Each entry shown below is to be reproduced exactly.

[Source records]
<<<<

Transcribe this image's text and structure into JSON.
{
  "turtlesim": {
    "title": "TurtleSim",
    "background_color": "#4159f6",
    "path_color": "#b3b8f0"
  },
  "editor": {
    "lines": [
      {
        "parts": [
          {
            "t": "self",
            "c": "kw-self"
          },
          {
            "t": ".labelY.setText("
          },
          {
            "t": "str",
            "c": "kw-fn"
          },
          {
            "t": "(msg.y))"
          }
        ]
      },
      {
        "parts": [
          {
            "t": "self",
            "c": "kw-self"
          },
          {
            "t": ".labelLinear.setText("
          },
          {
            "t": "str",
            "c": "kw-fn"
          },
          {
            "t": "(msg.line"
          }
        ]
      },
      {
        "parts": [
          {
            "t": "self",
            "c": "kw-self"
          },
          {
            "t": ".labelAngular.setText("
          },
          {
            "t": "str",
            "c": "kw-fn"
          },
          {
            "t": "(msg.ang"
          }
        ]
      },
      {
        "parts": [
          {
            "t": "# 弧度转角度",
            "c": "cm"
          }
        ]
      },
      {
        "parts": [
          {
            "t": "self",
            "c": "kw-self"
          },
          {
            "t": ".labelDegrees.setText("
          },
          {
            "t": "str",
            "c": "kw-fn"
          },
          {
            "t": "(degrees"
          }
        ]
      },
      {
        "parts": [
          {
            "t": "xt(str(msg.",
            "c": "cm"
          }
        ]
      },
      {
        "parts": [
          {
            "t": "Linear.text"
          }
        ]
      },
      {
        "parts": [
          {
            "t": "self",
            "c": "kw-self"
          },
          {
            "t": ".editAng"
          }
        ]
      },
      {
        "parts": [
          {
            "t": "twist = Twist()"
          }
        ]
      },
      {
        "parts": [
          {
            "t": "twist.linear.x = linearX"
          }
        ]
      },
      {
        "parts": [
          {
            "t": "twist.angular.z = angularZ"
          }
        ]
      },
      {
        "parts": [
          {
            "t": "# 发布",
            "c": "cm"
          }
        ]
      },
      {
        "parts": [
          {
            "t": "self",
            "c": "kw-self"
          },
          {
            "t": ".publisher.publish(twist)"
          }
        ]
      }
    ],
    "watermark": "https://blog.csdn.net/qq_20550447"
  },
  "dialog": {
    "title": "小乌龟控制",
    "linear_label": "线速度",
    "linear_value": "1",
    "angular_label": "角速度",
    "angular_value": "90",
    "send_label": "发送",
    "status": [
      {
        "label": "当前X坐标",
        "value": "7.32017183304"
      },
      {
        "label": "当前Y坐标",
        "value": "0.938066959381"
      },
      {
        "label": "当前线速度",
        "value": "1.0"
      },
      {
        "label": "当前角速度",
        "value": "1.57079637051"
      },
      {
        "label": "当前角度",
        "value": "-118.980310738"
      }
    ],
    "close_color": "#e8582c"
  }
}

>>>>

Answer for the task
Transcribe this image's text and structure into JSON.
{
  "turtlesim": {
    "title": "TurtleSim",
    "background_color": "#4159f6",
    "path_color": "#b3b8f0"
  },
  "editor": {
    "lines": [
      {
        "parts": [
          {
            "t": "self",
            "c": "kw-self"
          },
          {
            "t": ".labelY.setText("
          },
          {
            "t": "str",
            "c": "kw-fn"
          },
          {
            "t": "(msg.y))"
          }
        ]
      },
      {
        "parts": [
          {
            "t": "self",
            "c": "kw-self"
          },
          {
            "t": ".labelLinear.setText("
          },
          {
            "t": "str",
            "c": "kw-fn"
          },
          {
            "t": "(msg.line"
          }
        ]
      },
      {
        "parts": [
          {
            "t": "self",
            "c": "kw-self"
          },
          {
            "t": ".labelAngular.setText("
          },
          {
            "t": "str",
            "c": "kw-fn"
          },
          {
            "t": "(msg.ang"
          }
        ]
      },
      {
        "parts": [
          {
            "t": "# 弧度转角度",
            "c": "cm"
          }
        ]
      },
      {
        "parts": [
          {
            "t": "self",
            "c": "kw-self"
          },
          {
            "t": ".labelDegrees.setText("
          },
          {
            "t": "str",
            "c": "kw-fn"
          },
          {
            "t": "(degrees"
          }
        ]
      },
      {
        "parts": [
          {
            "t": "xt(str(msg.",
            "c": "cm"
          }
        ]
      },
      {
        "parts": [
          {
            "t": "Linear.text"
          }
        ]
      },
      {
        "parts": [
          {
            "t": "self",
            "c": "kw-self"
          },
          {
            "t": ".editAng"
          }
        ]
      },
      {
        "parts": [
          {
            "t": "twist = Twist()"
          }
        ]
      },
      {
        "parts": [
          {
            "t": "twist.linear.x = linearX"
          }
        ]
      },
      {
        "parts": [
          {
            "t": "twist.angular.z = angularZ"
          }
        ]
      },
      {
        "parts": [
          {
            "t": "# 发布",
            "c": "cm"
          }
        ]
      },
      {
        "parts": [
          {
            "t": "self",
            "c": "kw-self"
          },
          {
            "t": ".publisher.publish(twist)"
          }
        ]
      }
    ],
    "watermark": "https://blog.csdn.net/qq_20550447"
  },
  "dialog": {
    "title": "小乌龟控制",
    "linear_label": "线速度",
    "linear_value": "1",
    "angular_label": "角速度",
    "angular_value": "90",
    "send_label": "发送",
    "status": [
      {
        "label": "当前X坐标",
        "value": "7.32017183304"
      },
      {
        "label": "当前Y坐标",
        "value": "0.938066959381"
      },
      {
        "label": "当前线速度",
        "value": "1.0"
      },
      {
        "label": "当前角速度",
        "value": "1.57079637051"
      },
      {
        "label": "当前角度",
        "value": "-118.980310738"
      }
    ],
    "close_color": "#e8582c"
  }
}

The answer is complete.